Devastating. That alone cannot fully describe the extent of the destruction of property, the displacement of tens of thousands of residents, the injuries and loss of life in the wake of Hurricanes Harvey and Irma. As Americans, our hearts ache for those affected by the flooding. As a medical student, former international development worker in Afghanistan and EMT in South Africa, I also lay awake thinking about the many infectious diseases that take hold in disaster and flood settings.
In major floods and other natural disasters, rising water levels and damage to sewage treatment plants lead to contaminated water supplies, causing life-threatening diarrheal diseases such as cholera, amoebiasis, and cryptosporidiosis. After flooding subsides and stagnant water blankets affected regions, mosquitos take advantage of new breeding grounds and proliferate. These mosquitos can transmit illnesses such as West Nile, Dengue, Malaria, and Zika. Immediate serious consequences of such infections include paralysis and severe debilitating bone pain. Pregnant women who are infected may give birth to children with devastating developmental delays as a result of microcephaly, where the brains of newborns are smaller than normal.
In these moments, I recognize, selfishly, the absolute necessity of federally funding global health research and interventions. The diseases that thrive and spread in disaster settings are often the same diseases that thrive in underserved, under-resourced, and conflict-ridden countries globally. The US grossly underfunds infectious disease research, including the development of vaccines, treatments, and eradication efforts for these conditions because they are rarely seen in the US. However, with climate change and increasing frequency of natural disasters, we are bound to see these diseases here at home in increasing frequency. Moreover, Americans are traveling to areas afflicted with infectious diseases that currently have no vaccines or evective treatments every day. Funding global health research is not only a benefit to the rest of the world; it also directly benefits us here at home.

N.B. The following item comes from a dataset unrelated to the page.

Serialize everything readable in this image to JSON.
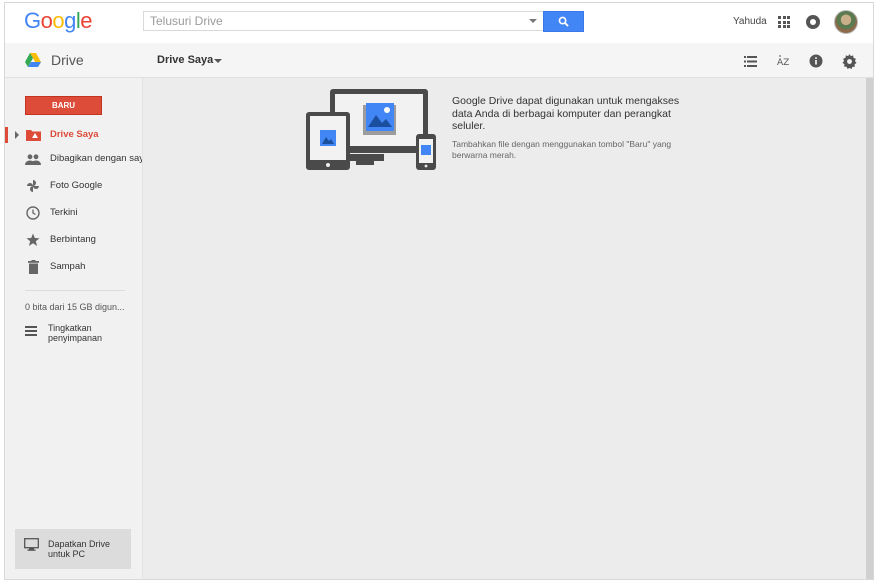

Consider the widespread cholera outbreak following the 2010 earthquake in Haiti and how Harvey-affected areas and future natural disasters in the US have the potential for similar disease outbreaks. Prior to 2010, cholera was not seen in Haiti for over a century. As sewage built up in the water supply from the assault on Haiti’s infrastructure, the presence of one foreign UN peacekeeper with cholera caused an estimated 700,000 people to fall ill with the disease in short order. “The disease struck with explosive force. Within two days of the first cases, a hospital 60 miles away was admitting a new cholera patient every 3 1/2 minutes…Part of the reason we think the outbreak grew so quickly was the Haitian population had no immunity to cholera,” according to NPR. This is not an unfamiliar scenario to Americans. Not so long ago Europeans brought smallpox to our shores and it devastated the native populations who had no prior immunity and no treatments.

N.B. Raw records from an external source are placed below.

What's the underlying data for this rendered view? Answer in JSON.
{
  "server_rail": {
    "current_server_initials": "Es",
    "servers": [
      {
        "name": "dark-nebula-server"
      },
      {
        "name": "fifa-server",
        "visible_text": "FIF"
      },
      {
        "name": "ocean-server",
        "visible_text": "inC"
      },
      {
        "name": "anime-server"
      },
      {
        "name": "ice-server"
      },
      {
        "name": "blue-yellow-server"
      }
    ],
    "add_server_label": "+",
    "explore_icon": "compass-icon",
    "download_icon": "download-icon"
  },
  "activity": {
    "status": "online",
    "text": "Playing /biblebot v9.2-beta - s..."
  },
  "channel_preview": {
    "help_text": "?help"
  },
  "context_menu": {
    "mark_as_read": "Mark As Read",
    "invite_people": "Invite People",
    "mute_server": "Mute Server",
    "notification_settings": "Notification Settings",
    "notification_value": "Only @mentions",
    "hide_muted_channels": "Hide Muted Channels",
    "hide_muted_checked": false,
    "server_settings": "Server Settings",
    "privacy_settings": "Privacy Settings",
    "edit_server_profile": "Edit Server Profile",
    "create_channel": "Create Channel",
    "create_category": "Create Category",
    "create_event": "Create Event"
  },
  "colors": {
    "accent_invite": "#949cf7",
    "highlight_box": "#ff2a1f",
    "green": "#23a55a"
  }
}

While the most serious manifestations of infectious diseases are more common in developing countries, we have seen deadly epidemics here as well. While residing in Milwaukee in 1993, Dr. Omai Garner, Associate Director of UCLA’s Clinical Microbiology Laboratories and Assistant Professor at the David Geffen School of Medicine experienced the largest waterborne disease outbreak in US history. Runoff water from pastureland containing cryptosporidium parasites contaminated the water supply causing at least 403,000 infections and 69 deaths from cryptosporidiosis — a life-threatening diarrhea-causing infection. “Everyone in the city was boiling their water because cryptosporidium is not cleaned out of our water supply well enough, and it killed a lot of people,” he recalled. Many died from cryptosporidiosis both here and abroad, and yet no vaccine is currently under development due to a lack of funding.
But what if we, as a country, had chosen to prioritize infectious disease research and eradication efforts? We cannot know for certain which infectious agents will take hold following a disaster, and at those times, hospitals and clinins who have also been damaged are unable to cope. In these conditions, epidemics can swiftly take hold. However, epidemics are preventable. If we invest in the development of additional vaccines that prevent the spread of disease globally, we head off epidemics both abroad and at home. It’s a win win for the world as a whole.

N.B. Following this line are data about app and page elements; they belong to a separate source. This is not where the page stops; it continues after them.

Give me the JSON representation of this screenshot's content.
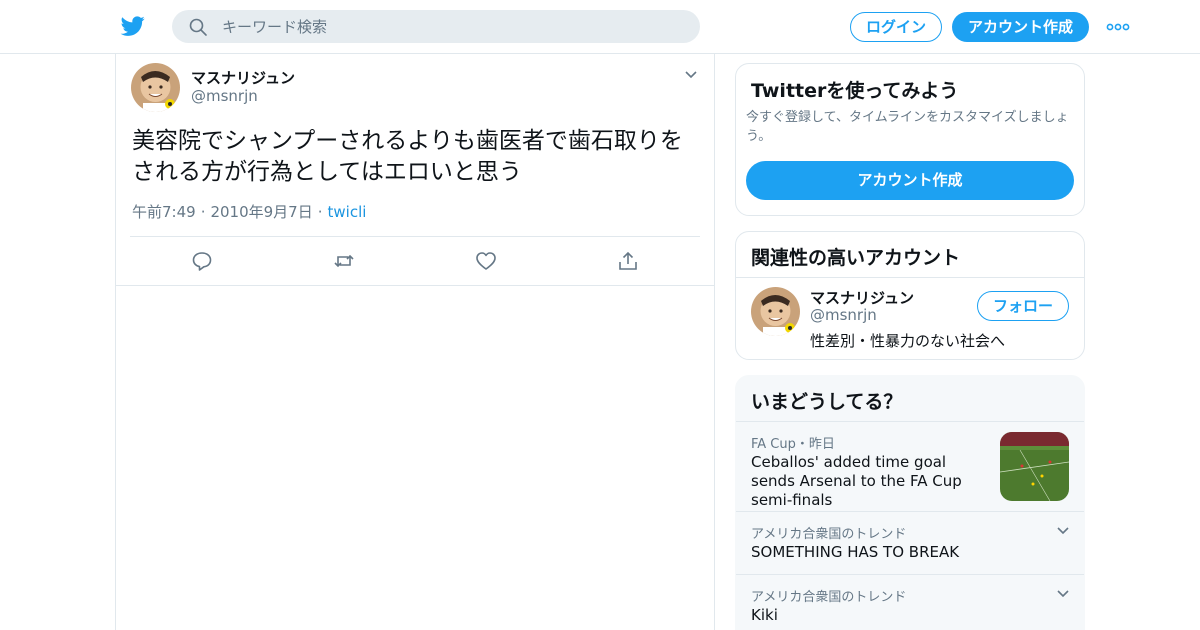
{
  "header": {
    "search_placeholder": "キーワード検索",
    "login_label": "ログイン",
    "signup_label": "アカウント作成"
  },
  "tweet": {
    "display_name": "マスナリジュン",
    "handle": "@msnrjn",
    "text": "美容院でシャンプーされるよりも歯医者で歯石取りをされる方が行為としてはエロいと思う",
    "time": "午前7:49",
    "date": "2010年9月7日",
    "source": "twicli"
  },
  "signup_card": {
    "title": "Twitterを使ってみよう",
    "subtitle": "今すぐ登録して、タイムラインをカスタマイズしましょう。",
    "button_label": "アカウント作成"
  },
  "related_card": {
    "title": "関連性の高いアカウント",
    "account": {
      "display_name": "マスナリジュン",
      "handle": "@msnrjn",
      "bio": "性差別・性暴力のない社会へ",
      "follow_label": "フォロー"
    }
  },
  "trends_card": {
    "title": "いまどうしてる？",
    "items": [
      {
        "context": "FA Cup・昨日",
        "name": "Ceballos' added time goal sends Arsenal to the FA Cup semi-finals"
      },
      {
        "context": "アメリカ合衆国のトレンド",
        "name": "SOMETHING HAS TO BREAK"
      },
      {
        "context": "アメリカ合衆国のトレンド",
        "name": "Kiki"
      }
    ]
  },
  "colors": {
    "accent": "#1da1f2",
    "link": "#1b95e0",
    "secondary_text": "#657786",
    "border": "#e1e8ed"
  }
}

In this era of increased globalization, infectious diseases show no boundaries. In order to prevent epidemics and loss of life at home, we must substantially increase funding for research aimed at prevention, treatment, and eradication of infectious diseases globally.
Sarah Lawrence is the Program Director for the University of California Global Health Institute’s Advocacy Initiative, a medical student at the David Geffen School of Medicine at UCLA, and a former EMT in South Africa and international development worker in Afghanistan and East Timor.